Consortium of Longitudinal Integrated Clerkships Conference (CLIC) puts patients at the centre of medical education
Students, faculty, and experts in medical education from across the globe gathered to share ideas, best practices and advance the research agenda for Longitudinal Integrated Clerkships (LIC) in a conference hosted by the University of Toronto and the Wilson Centre for Research in Education.
The LIC model focuses on caring for patients overtime in all core clerkship disciplines simultaneously, rather than moving from one discipline to the next, as in the block clerkship. “As a school, we are relatively new to this innovative model, having just launched our LInC program in 2014,” says Stacey Bernstein, Clerkship Director. “This conference presents a unique opportunity to learn from a strong community focused on putting the patient at the core of the education we provide our students.”
Celebrating its tenth year, it’s not just another conference is the sentiment echoed across many attendees. “This is a community that includes people with different levels of expertise from students to established faculty, but all with the goal of learning from each other in a person-centred way,” says Ann Poncelet, University of California San Francisco.
A vast array of poster presentations on October 16 and an engaging plenary presentation by Dr. Charles G. Prober, Senior Associate Dean for Medical Education at Stanford School of Medicine, entitled Reimagining Medical Education set the tone for the days ahead.
"LIC’s are a breakthrough in medical education – the first new model of medical education after quite some time – but it’s just the beginning,” says David Hirsh, Harvard Medical School. “It’s a breakthrough that has encouraged us to continue innovating, moving forward, and thinking progressively.”
Remarks by MD Program Vice Dean Patricia Houston began the second day of the conference followed by Physician Identity of the Future: The Third Era, a plenary presentation by Dr. Brian Hodges, Professor in the Faculty of Medicine and at the Ontario Institute for Studies in Education at U of T and the Richard and Elizabeth Currie Chair in Health Professions Education Research at the Wilson Centre. Presentations and workshops by students, faculty and researchers from across Canada, the US and the world followed over the remaining three days.

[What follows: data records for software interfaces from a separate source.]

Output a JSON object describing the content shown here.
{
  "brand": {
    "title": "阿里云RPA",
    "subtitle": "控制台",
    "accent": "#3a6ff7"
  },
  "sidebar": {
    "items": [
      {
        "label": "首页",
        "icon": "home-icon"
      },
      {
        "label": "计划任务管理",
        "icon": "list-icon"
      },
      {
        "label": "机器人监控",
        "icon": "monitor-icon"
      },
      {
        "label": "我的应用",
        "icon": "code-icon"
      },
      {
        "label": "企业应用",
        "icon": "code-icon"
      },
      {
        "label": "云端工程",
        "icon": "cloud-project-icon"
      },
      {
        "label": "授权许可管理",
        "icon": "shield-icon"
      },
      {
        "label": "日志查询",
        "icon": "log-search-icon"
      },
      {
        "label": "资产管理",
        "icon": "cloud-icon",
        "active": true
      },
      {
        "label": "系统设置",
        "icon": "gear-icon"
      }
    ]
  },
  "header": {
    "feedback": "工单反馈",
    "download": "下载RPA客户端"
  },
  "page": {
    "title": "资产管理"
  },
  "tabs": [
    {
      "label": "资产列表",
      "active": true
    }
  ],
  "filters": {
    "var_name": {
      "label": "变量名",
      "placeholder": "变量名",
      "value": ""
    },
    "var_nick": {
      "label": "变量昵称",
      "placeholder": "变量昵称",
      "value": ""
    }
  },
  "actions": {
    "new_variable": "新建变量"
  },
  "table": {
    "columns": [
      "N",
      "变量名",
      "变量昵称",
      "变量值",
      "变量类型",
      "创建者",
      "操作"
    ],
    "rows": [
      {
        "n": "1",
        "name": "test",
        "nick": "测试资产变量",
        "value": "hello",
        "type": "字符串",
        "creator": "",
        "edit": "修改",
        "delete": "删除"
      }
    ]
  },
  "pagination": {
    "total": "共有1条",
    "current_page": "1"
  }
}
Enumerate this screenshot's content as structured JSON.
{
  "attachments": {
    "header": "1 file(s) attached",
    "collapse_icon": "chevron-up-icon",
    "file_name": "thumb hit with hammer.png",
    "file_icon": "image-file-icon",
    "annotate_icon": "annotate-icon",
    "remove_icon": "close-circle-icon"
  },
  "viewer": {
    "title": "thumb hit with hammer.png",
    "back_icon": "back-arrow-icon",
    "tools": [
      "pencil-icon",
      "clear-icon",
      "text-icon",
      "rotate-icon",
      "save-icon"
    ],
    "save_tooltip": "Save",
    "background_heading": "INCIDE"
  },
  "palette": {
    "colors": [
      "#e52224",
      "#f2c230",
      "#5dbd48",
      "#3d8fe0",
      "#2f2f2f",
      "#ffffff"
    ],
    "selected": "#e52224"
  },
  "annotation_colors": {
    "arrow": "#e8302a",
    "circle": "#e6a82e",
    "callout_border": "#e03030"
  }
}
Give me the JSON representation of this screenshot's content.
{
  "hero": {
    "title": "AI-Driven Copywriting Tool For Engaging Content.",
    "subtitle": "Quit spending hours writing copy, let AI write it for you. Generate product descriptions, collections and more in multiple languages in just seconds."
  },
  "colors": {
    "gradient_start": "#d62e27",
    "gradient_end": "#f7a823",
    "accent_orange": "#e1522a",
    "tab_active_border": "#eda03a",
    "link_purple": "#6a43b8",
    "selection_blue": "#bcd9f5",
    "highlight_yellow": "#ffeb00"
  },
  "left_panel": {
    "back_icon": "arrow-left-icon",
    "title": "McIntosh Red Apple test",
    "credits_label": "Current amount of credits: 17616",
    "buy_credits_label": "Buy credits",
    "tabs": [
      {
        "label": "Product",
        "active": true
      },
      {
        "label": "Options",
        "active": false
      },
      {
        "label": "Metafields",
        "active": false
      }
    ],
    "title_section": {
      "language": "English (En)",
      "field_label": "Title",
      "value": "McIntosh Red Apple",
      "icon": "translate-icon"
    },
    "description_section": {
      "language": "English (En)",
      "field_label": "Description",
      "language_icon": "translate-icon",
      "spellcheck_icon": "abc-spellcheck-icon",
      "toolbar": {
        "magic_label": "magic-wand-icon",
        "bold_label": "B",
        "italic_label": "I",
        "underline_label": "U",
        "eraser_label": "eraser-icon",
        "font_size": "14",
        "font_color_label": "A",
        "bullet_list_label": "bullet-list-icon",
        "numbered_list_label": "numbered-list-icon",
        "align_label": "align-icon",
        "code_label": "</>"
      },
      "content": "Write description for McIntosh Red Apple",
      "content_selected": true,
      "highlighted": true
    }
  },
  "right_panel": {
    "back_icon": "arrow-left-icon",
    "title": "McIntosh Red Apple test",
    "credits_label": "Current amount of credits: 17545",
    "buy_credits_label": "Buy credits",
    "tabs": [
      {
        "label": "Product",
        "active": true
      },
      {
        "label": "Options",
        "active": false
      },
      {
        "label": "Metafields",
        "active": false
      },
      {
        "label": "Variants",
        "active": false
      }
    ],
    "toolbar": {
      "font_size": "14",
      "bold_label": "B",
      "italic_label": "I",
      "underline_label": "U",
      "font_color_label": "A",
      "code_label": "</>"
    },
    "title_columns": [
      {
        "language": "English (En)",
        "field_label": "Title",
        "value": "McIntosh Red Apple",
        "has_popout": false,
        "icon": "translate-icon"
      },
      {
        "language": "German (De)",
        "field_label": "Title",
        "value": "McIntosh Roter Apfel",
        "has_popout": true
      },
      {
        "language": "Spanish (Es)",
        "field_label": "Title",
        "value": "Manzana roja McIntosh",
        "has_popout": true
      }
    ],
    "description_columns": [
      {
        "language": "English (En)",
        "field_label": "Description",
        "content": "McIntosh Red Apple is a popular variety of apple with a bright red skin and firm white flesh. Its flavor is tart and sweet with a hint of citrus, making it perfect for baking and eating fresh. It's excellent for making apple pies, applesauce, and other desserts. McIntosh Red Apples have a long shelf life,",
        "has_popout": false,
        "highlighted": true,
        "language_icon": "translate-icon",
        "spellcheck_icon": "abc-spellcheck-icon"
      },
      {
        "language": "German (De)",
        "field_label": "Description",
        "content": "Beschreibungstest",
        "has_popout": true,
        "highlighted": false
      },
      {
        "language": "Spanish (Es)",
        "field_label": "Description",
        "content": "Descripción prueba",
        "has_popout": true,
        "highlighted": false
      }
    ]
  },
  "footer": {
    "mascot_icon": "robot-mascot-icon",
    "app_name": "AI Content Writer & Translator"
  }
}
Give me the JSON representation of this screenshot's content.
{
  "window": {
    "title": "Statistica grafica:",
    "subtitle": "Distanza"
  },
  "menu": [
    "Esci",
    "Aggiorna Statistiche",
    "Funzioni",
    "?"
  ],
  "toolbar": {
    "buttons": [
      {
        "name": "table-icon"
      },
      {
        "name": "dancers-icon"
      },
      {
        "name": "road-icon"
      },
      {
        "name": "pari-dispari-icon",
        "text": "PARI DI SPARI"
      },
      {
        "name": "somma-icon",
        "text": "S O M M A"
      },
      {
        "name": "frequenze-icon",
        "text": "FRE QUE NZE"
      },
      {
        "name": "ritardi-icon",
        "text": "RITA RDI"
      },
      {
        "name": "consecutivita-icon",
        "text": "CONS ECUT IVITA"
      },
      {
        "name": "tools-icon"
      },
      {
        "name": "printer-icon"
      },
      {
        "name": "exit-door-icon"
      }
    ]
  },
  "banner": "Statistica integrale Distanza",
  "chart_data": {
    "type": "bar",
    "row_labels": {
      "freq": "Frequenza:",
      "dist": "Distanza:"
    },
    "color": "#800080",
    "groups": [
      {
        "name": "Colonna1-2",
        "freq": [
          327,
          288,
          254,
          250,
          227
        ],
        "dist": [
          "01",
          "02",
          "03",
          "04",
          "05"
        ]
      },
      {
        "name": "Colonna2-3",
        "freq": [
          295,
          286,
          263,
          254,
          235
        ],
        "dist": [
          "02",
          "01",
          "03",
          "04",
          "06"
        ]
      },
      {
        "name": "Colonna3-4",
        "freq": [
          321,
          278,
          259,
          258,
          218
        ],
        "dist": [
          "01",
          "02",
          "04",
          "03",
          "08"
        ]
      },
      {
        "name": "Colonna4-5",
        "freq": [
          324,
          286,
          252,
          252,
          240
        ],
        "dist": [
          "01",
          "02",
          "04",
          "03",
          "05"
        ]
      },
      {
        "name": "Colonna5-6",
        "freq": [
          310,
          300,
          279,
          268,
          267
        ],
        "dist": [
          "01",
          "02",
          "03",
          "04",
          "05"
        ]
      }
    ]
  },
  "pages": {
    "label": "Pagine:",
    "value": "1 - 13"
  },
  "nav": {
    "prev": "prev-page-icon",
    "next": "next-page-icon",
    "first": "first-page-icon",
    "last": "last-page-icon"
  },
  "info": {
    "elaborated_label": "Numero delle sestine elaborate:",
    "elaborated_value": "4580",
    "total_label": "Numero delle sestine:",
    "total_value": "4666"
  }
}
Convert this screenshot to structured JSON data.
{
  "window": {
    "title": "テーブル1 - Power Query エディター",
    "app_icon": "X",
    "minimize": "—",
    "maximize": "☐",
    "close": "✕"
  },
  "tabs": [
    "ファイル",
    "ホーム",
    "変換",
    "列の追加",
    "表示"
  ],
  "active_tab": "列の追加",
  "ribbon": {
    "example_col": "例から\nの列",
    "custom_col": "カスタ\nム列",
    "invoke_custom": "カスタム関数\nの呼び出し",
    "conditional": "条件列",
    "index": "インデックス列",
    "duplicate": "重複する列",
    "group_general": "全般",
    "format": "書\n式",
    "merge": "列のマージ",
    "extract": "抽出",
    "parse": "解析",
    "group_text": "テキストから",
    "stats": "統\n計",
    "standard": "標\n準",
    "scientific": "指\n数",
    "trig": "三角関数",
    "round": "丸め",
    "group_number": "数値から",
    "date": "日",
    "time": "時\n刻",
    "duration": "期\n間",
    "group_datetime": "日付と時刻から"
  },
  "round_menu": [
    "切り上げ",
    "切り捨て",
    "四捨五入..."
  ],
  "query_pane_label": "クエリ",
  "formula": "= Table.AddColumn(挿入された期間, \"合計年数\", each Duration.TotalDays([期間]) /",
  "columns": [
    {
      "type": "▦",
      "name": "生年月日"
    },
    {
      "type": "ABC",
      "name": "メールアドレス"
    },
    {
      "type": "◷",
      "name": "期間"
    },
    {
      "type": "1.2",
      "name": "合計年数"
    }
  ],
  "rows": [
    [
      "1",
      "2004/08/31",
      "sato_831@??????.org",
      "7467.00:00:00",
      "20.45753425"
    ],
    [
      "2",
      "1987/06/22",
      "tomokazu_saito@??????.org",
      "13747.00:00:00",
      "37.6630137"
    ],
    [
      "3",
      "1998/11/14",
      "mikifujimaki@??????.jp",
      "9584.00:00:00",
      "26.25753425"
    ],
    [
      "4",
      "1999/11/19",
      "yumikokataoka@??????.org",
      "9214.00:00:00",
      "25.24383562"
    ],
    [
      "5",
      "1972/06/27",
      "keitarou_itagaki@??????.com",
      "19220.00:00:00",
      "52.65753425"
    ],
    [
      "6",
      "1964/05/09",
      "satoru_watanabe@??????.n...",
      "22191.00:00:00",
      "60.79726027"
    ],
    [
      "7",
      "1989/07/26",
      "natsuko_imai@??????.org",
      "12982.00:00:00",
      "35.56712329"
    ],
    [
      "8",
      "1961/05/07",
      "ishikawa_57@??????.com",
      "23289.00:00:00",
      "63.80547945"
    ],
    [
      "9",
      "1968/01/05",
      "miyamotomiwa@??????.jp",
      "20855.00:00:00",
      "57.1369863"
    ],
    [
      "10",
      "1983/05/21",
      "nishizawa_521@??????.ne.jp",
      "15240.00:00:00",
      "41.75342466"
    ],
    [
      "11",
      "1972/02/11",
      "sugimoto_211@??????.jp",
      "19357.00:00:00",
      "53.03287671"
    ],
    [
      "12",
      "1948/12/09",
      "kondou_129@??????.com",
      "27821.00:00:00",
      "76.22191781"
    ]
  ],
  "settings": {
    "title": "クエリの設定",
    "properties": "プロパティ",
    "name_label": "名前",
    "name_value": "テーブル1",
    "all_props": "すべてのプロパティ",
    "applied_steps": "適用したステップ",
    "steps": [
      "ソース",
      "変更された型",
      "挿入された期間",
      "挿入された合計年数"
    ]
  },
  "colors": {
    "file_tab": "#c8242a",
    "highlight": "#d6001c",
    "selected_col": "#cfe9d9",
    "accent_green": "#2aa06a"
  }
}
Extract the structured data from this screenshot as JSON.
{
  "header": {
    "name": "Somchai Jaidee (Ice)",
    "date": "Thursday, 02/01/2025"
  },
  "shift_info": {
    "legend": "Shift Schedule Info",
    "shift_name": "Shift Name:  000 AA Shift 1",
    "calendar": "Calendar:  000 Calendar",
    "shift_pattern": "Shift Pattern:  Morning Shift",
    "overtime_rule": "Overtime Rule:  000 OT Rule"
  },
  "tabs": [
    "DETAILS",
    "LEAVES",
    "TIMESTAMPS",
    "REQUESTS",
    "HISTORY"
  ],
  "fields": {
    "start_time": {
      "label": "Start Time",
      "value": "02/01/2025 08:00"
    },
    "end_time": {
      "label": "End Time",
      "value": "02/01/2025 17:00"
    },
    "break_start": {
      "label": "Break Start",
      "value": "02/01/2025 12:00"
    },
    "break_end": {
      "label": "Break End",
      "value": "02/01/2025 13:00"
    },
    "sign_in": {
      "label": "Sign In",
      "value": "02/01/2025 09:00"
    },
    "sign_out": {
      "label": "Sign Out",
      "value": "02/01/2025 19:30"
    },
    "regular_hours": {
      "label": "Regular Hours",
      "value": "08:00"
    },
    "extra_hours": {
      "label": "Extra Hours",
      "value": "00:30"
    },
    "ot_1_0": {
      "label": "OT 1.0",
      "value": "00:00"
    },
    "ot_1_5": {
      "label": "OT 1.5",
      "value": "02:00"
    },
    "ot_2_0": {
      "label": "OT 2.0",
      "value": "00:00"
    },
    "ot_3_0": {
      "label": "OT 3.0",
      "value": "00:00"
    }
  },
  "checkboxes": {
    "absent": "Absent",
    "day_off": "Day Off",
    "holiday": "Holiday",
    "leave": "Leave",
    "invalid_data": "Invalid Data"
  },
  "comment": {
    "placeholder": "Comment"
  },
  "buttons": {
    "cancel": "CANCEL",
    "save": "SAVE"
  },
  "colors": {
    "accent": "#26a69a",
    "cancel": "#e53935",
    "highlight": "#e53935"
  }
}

Judith John kicked off the third day with a plenary that explored her personal experience being a patient in Ontario. She offered honest advice to the group of physician educators and students, all focusing on the value and importance of developing a connection with patients.
The final day of the conference began with a presentation by Nouman Ashraf, Senior Research Fellow at the Rotman School of Management that explored Emancipatory Leadership, a concept that embraces diversity of opinion and advocates for innovation with purpose.
Thank you to the 253 delegates that attended from across Canada, the US, the Netherlands, Singapore, Taiwan and Australia.
For more information about the Longitudinal Integrated Clerkship at the University of Toronto see:
- Longitudinal Integrated Clerkships offer an opportunity for MD students to participate in the comprehensive care of patients over time
- New Approach Brings Medical Students Closer to Patients
- See CLIC conference presentation highlights